Now, 30 global brands and several unions have joined the fight, signing a letter to Prime Minister Hun Sen asking the Cambodian government to “address the rights of 23 people detained since deadly garment worker demonstrations on January 2 and 3 and the violation of citizens’ freedom of association," according to the Phnom Penh Post. Government officials said they acted in the public's interest and to protect the workers.Continue reading...
Posted by Sheila Shayon on January 20, 2014 02:38 PM
Adidas, Gap, Disney and Burberry are rebutting claims made by Greenpeace that chemical levels in their children's apparel products exceeded legal limits.
The major brands have questioned the scientific basis of the report, called "A Little Story About the Monsters In Your Closet," which was published by Greenpeace East Asia after the environmental group reportedly purchased and tested dozens of articles of kids' clothing from major brands. According to the group's claims, some of the apparel contained higher chemical levels than those found in adult clothing, citing a high risk since young children often chew on their clothes.

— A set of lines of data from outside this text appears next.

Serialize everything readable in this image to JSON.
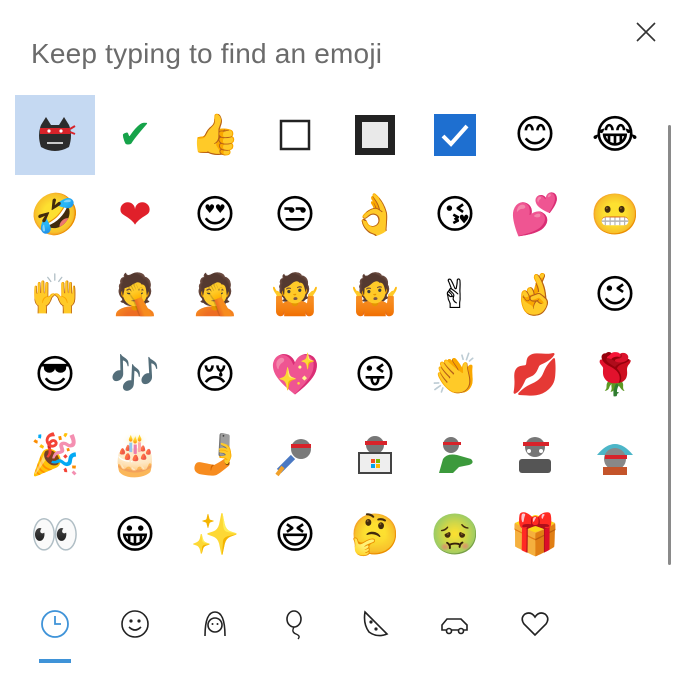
{
  "search": {
    "placeholder": "Keep typing to find an emoji"
  },
  "emojis": [
    {
      "name": "ninja-cat-icon",
      "glyph": "",
      "selected": true
    },
    {
      "name": "check-mark-icon",
      "glyph": "✔",
      "color": "#16a34a"
    },
    {
      "name": "thumbs-up-icon",
      "glyph": "👍"
    },
    {
      "name": "white-square-button-icon",
      "glyph": ""
    },
    {
      "name": "black-square-button-icon",
      "glyph": ""
    },
    {
      "name": "check-box-icon",
      "glyph": ""
    },
    {
      "name": "smiling-face-icon",
      "glyph": "😊"
    },
    {
      "name": "tears-of-joy-icon",
      "glyph": "😂"
    },
    {
      "name": "rolling-on-floor-laughing-icon",
      "glyph": "🤣"
    },
    {
      "name": "red-heart-icon",
      "glyph": "❤",
      "color": "#e0202a"
    },
    {
      "name": "heart-eyes-icon",
      "glyph": "😍"
    },
    {
      "name": "unamused-face-icon",
      "glyph": "😒"
    },
    {
      "name": "ok-hand-icon",
      "glyph": "👌"
    },
    {
      "name": "face-blowing-kiss-icon",
      "glyph": "😘"
    },
    {
      "name": "two-hearts-icon",
      "glyph": "💕"
    },
    {
      "name": "grimacing-face-icon",
      "glyph": "😬"
    },
    {
      "name": "raising-hands-icon",
      "glyph": "🙌"
    },
    {
      "name": "woman-facepalming-icon",
      "glyph": "🤦"
    },
    {
      "name": "man-facepalming-icon",
      "glyph": "🤦"
    },
    {
      "name": "woman-shrugging-icon",
      "glyph": "🤷"
    },
    {
      "name": "man-shrugging-icon",
      "glyph": "🤷"
    },
    {
      "name": "victory-hand-icon",
      "glyph": "✌"
    },
    {
      "name": "crossed-fingers-icon",
      "glyph": "🤞"
    },
    {
      "name": "winking-face-icon",
      "glyph": "😉"
    },
    {
      "name": "sunglasses-face-icon",
      "glyph": "😎"
    },
    {
      "name": "musical-notes-icon",
      "glyph": "🎶"
    },
    {
      "name": "crying-face-icon",
      "glyph": "😢"
    },
    {
      "name": "sparkling-heart-icon",
      "glyph": "💖"
    },
    {
      "name": "winking-tongue-face-icon",
      "glyph": "😜"
    },
    {
      "name": "clapping-hands-icon",
      "glyph": "👏"
    },
    {
      "name": "kiss-mark-icon",
      "glyph": "💋"
    },
    {
      "name": "rose-icon",
      "glyph": "🌹"
    },
    {
      "name": "party-popper-icon",
      "glyph": "🎉"
    },
    {
      "name": "birthday-cake-icon",
      "glyph": "🎂"
    },
    {
      "name": "selfie-icon",
      "glyph": "🤳"
    },
    {
      "name": "ninja-cat-rocket-icon",
      "glyph": ""
    },
    {
      "name": "ninja-cat-laptop-icon",
      "glyph": ""
    },
    {
      "name": "ninja-cat-dinosaur-icon",
      "glyph": ""
    },
    {
      "name": "ninja-cat-astro-icon",
      "glyph": ""
    },
    {
      "name": "ninja-cat-hipster-icon",
      "glyph": ""
    },
    {
      "name": "eyes-icon",
      "glyph": "👀"
    },
    {
      "name": "grinning-face-icon",
      "glyph": "😀"
    },
    {
      "name": "sparkles-icon",
      "glyph": "✨"
    },
    {
      "name": "squinting-laughing-face-icon",
      "glyph": "😆"
    },
    {
      "name": "thinking-face-icon",
      "glyph": "🤔"
    },
    {
      "name": "nauseated-face-icon",
      "glyph": "🤢"
    },
    {
      "name": "wrapped-gift-icon",
      "glyph": "🎁"
    }
  ],
  "tabs": [
    {
      "name": "recent-clock-icon",
      "active": true
    },
    {
      "name": "smiley-face-icon"
    },
    {
      "name": "person-icon"
    },
    {
      "name": "balloon-icon"
    },
    {
      "name": "pizza-icon"
    },
    {
      "name": "car-icon"
    },
    {
      "name": "heart-icon"
    }
  ],
  "colors": {
    "accent": "#3f93d8",
    "selected_bg": "#c5d9f2",
    "hint_text": "#6b6b6b"
  }
}
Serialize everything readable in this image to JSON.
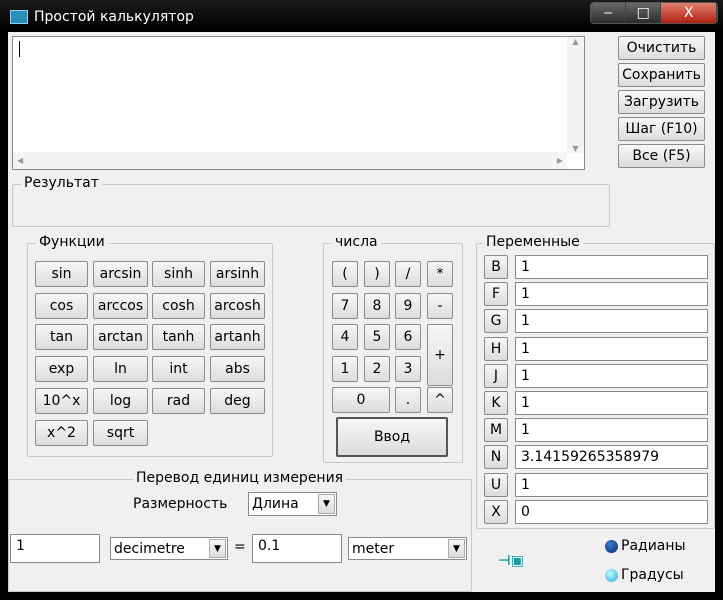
{
  "window": {
    "title": "Простой калькулятор",
    "minimize": "‒",
    "maximize": "□",
    "close": "X"
  },
  "editor": {
    "value": ""
  },
  "side_buttons": [
    "Очистить",
    "Сохранить",
    "Загрузить",
    "Шаг (F10)",
    "Все (F5)"
  ],
  "result": {
    "label": "Результат",
    "value": ""
  },
  "functions": {
    "label": "Функции",
    "buttons": [
      [
        "sin",
        "arcsin",
        "sinh",
        "arsinh"
      ],
      [
        "cos",
        "arccos",
        "cosh",
        "arcosh"
      ],
      [
        "tan",
        "arctan",
        "tanh",
        "artanh"
      ],
      [
        "exp",
        "ln",
        "int",
        "abs"
      ],
      [
        "10^x",
        "log",
        "rad",
        "deg"
      ],
      [
        "x^2",
        "sqrt"
      ]
    ]
  },
  "numbers": {
    "label": "числа",
    "row1": [
      "(",
      ")",
      "/",
      "*"
    ],
    "row2": [
      "7",
      "8",
      "9",
      "-"
    ],
    "row3": [
      "4",
      "5",
      "6"
    ],
    "row4": [
      "1",
      "2",
      "3"
    ],
    "plus": "+",
    "zero": "0",
    "dot": ".",
    "pow": "^",
    "enter": "Ввод"
  },
  "variables": {
    "label": "Переменные",
    "items": [
      {
        "name": "B",
        "value": "1"
      },
      {
        "name": "F",
        "value": "1"
      },
      {
        "name": "G",
        "value": "1"
      },
      {
        "name": "H",
        "value": "1"
      },
      {
        "name": "J",
        "value": "1"
      },
      {
        "name": "K",
        "value": "1"
      },
      {
        "name": "M",
        "value": "1"
      },
      {
        "name": "N",
        "value": "3.14159265358979"
      },
      {
        "name": "U",
        "value": "1"
      },
      {
        "name": "X",
        "value": "0"
      }
    ]
  },
  "conversion": {
    "label": "Перевод единиц измерения",
    "dimension_label": "Размерность",
    "dimension": "Длина",
    "input_value": "1",
    "from_unit": "decimetre",
    "equals": "=",
    "output_value": "0.1",
    "to_unit": "meter"
  },
  "angle": {
    "radians": "Радианы",
    "degrees": "Градусы",
    "selected": "radians"
  }
}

According to the South China Morning Post, Gap refuted the group's claims, saying the chemical levels were barely detectable. "For example, the allowable amount of phthalates for childcare articles and toys is 0.1 percent and the maximum concentration of phthalates they found in Gap clothing was 0.004 percent of the garment," the company said. Adidas said the report was "selective" and the company will seek third-party verification.Continue reading...